Assigned task
Each line that has the string "name" must be copied from the records below.

Data records for software interfaces:
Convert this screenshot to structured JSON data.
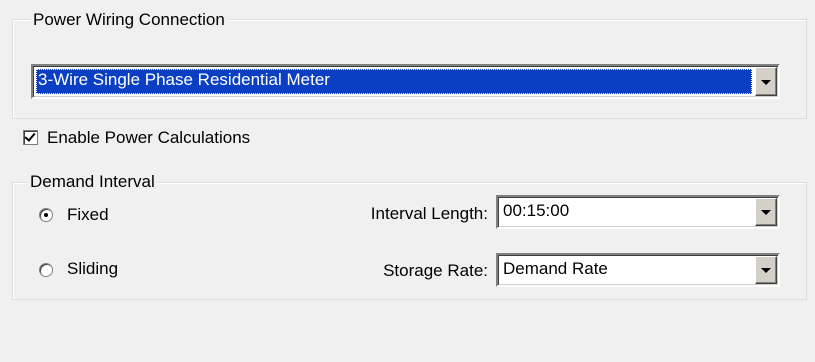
{
  "power_wiring": {
    "group_title": "Power Wiring Connection",
    "selected_value": "3-Wire Single Phase Residential Meter"
  },
  "enable_power": {
    "label": "Enable Power Calculations",
    "checked": true
  },
  "demand_interval": {
    "group_title": "Demand Interval",
    "fixed_label": "Fixed",
    "sliding_label": "Sliding",
    "selected_mode": "Fixed",
    "interval_length_label": "Interval Length:",
    "interval_length_value": "00:15:00",
    "storage_rate_label": "Storage Rate:",
    "storage_rate_value": "Demand Rate"
  },
  "icons": {
    "dropdown": "chevron-down-icon",
    "check": "checkmark-icon",
    "radio_selected": "radio-dot-icon"
  }
}
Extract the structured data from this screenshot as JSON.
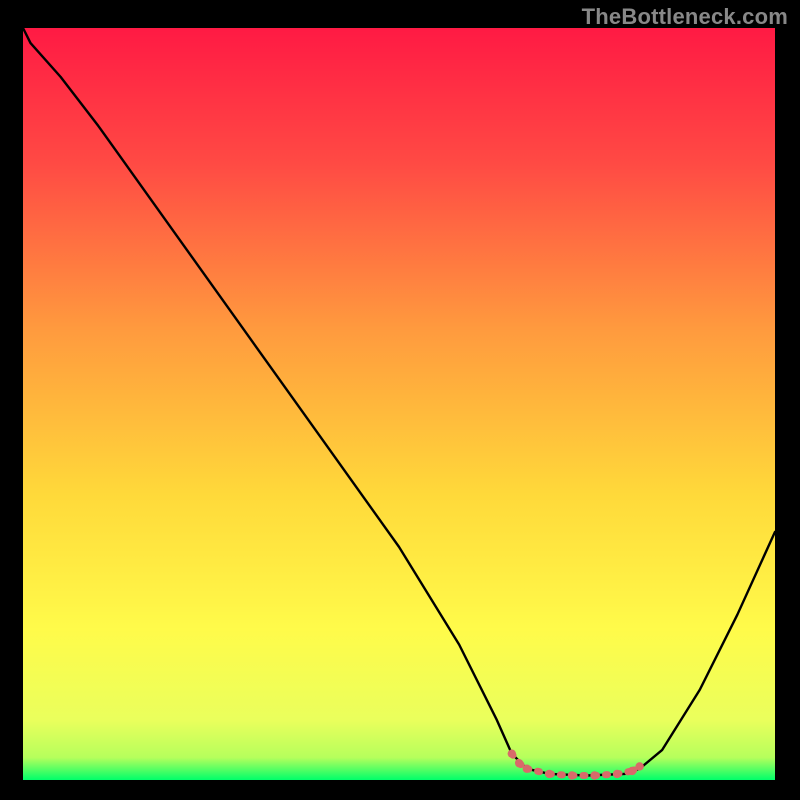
{
  "watermark": "TheBottleneck.com",
  "chart_data": {
    "type": "line",
    "title": "",
    "xlabel": "",
    "ylabel": "",
    "xlim": [
      0,
      100
    ],
    "ylim": [
      0,
      100
    ],
    "background_gradient": {
      "top": "#ff1a44",
      "mid_upper": "#ff8044",
      "mid": "#ffe84a",
      "lower": "#f7ff70",
      "bottom": "#00ff66"
    },
    "series": [
      {
        "name": "bottleneck-curve",
        "color": "#000000",
        "points": [
          {
            "x": 0,
            "y": 100
          },
          {
            "x": 1,
            "y": 98
          },
          {
            "x": 5,
            "y": 93.5
          },
          {
            "x": 10,
            "y": 87
          },
          {
            "x": 20,
            "y": 73
          },
          {
            "x": 30,
            "y": 59
          },
          {
            "x": 40,
            "y": 45
          },
          {
            "x": 50,
            "y": 31
          },
          {
            "x": 58,
            "y": 18
          },
          {
            "x": 63,
            "y": 8
          },
          {
            "x": 65,
            "y": 3.5
          },
          {
            "x": 67,
            "y": 1.5
          },
          {
            "x": 70,
            "y": 0.8
          },
          {
            "x": 75,
            "y": 0.6
          },
          {
            "x": 80,
            "y": 0.8
          },
          {
            "x": 82,
            "y": 1.5
          },
          {
            "x": 85,
            "y": 4
          },
          {
            "x": 90,
            "y": 12
          },
          {
            "x": 95,
            "y": 22
          },
          {
            "x": 100,
            "y": 33
          }
        ]
      },
      {
        "name": "optimal-zone-marker",
        "color": "#d86a6a",
        "style": "thick-dotted",
        "points": [
          {
            "x": 65,
            "y": 3.5
          },
          {
            "x": 66,
            "y": 2.2
          },
          {
            "x": 67,
            "y": 1.5
          },
          {
            "x": 70,
            "y": 0.8
          },
          {
            "x": 73,
            "y": 0.6
          },
          {
            "x": 76,
            "y": 0.6
          },
          {
            "x": 79,
            "y": 0.8
          },
          {
            "x": 81,
            "y": 1.2
          },
          {
            "x": 82,
            "y": 1.8
          }
        ]
      }
    ]
  }
}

Final answer
        "name": "bottleneck-curve",
        "name": "optimal-zone-marker",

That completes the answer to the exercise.